a summer escape
Origin of Knockderry House

The land around Knockderry was originally owned by the Duke of Argyll but with the arrival of the railway, the Duke, not a fan of the steam engine, chose to sell off plots of land around the peninsular to property developers from Glasgow.   There was an explosion of wealth in Glasgow and many wealthy industrialists chose to build family homes away from the city's smoke and noise.

The Andersons had made their fortune from cotton manufacturing, making fine cotton shirts in Paisley, D & J Anderson is still a trade name for fine shirtings, although now produced by an Italian company.  David Anderson chose to build a summer residence on the rural banks of Loch Long, for his growing family and work began in 1846.

David Anderson's son, John Anderson (1827-1911), inherited Knockderry in 1879  and decieded to extend it in 1897. He asked the well-known architect Leiper to draw up plans. The  area now used as our restaurant and bar - and the rooms above were added at that time along with all the turrets and towers that give the house its current distinctive look. Obviously very wealthy John Anderson maintained his main residence in Park Circus, Glasgow and the 1881 census shows that three children of John Anderson & Jessie Harvie were living at Knockderry, with two servants, while their parents lived at 3 Park Circus, Glasgow. 

John and Jessie Anderson - had two sons, David Blyth Anderson (1872-1944) and A (Alexander) Harvie Anderson (1873-1939).  A. Harvie Anderson and some of his seven sisters lived at Knockderry.
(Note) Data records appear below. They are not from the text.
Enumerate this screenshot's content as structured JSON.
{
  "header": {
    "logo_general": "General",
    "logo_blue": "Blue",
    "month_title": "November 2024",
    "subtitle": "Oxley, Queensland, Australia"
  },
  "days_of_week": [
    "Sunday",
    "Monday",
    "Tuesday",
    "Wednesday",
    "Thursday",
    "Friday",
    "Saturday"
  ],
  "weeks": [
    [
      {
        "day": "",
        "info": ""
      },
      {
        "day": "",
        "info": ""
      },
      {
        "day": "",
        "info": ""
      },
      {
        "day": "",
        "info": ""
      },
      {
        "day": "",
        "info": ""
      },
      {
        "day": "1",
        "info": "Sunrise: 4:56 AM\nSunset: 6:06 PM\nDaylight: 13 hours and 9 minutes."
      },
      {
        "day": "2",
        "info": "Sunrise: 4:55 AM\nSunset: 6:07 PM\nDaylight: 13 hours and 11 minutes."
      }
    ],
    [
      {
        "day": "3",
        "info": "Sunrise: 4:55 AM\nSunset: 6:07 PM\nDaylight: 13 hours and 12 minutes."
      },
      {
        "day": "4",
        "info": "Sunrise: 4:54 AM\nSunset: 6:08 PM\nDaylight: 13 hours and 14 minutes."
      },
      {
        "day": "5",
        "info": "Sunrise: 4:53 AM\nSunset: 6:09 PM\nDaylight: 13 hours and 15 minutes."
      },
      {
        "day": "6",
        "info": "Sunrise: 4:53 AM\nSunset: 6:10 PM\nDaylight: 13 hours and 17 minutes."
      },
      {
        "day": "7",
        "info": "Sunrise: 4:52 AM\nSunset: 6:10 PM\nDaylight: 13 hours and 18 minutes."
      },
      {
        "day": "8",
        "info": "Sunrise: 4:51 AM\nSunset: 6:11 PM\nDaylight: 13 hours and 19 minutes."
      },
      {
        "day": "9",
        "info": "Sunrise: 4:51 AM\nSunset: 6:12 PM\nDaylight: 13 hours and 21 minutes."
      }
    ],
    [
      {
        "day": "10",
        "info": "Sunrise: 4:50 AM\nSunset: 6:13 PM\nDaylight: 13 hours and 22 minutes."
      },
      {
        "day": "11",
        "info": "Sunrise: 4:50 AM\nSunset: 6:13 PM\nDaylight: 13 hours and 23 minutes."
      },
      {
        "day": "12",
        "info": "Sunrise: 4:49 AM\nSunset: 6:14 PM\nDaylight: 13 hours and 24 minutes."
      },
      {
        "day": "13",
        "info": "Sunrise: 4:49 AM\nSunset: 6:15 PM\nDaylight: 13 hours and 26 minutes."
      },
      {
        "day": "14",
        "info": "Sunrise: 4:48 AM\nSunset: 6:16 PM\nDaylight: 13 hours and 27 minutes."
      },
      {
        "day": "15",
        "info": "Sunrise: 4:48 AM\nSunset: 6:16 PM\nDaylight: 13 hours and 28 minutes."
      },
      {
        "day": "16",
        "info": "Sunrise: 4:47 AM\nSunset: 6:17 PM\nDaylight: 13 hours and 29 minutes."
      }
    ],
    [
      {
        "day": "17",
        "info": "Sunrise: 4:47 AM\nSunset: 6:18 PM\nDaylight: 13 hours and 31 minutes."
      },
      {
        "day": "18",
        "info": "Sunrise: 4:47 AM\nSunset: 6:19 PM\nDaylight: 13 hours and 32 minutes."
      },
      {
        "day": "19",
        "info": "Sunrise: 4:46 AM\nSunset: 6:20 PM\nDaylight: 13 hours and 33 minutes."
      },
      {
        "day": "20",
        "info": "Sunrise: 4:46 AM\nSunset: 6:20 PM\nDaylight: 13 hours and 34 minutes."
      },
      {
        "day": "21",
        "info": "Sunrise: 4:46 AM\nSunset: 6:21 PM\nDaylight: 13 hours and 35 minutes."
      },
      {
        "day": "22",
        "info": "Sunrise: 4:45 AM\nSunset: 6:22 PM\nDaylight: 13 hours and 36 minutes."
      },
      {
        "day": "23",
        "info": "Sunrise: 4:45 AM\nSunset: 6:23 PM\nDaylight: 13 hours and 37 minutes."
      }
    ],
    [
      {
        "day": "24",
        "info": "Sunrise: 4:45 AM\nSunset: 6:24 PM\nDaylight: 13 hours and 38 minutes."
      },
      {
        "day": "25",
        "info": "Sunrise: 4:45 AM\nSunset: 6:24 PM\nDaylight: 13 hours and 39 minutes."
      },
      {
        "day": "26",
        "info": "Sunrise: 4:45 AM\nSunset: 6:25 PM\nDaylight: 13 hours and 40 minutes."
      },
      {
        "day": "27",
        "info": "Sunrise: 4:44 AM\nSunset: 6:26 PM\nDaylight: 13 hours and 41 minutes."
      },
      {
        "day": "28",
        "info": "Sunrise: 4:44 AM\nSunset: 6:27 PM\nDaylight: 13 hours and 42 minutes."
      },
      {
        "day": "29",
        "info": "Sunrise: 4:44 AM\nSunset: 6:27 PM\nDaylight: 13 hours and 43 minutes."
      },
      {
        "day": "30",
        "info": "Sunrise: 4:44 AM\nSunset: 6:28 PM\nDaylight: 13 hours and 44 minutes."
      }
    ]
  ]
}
The family continued to live in the house until the 1930's and he was listed in telephone directories until 1938. The Misses Anderson, (Ida Katherine Anderson & Norah V Anderson) renowned local artists, were still resident in 1940 when the house was sold to the Gibson family. 

The current restaurant was originally the Music Room and family chapel and still retains many of the original features as does the old Billiard Room and the Dining Room, which boasts stained glass by James Guthrie Jnr and Daniel Cottier. 

The house was sold in the 1940’s and again in 1966 where it was eventually turned into a small hotel with a bar.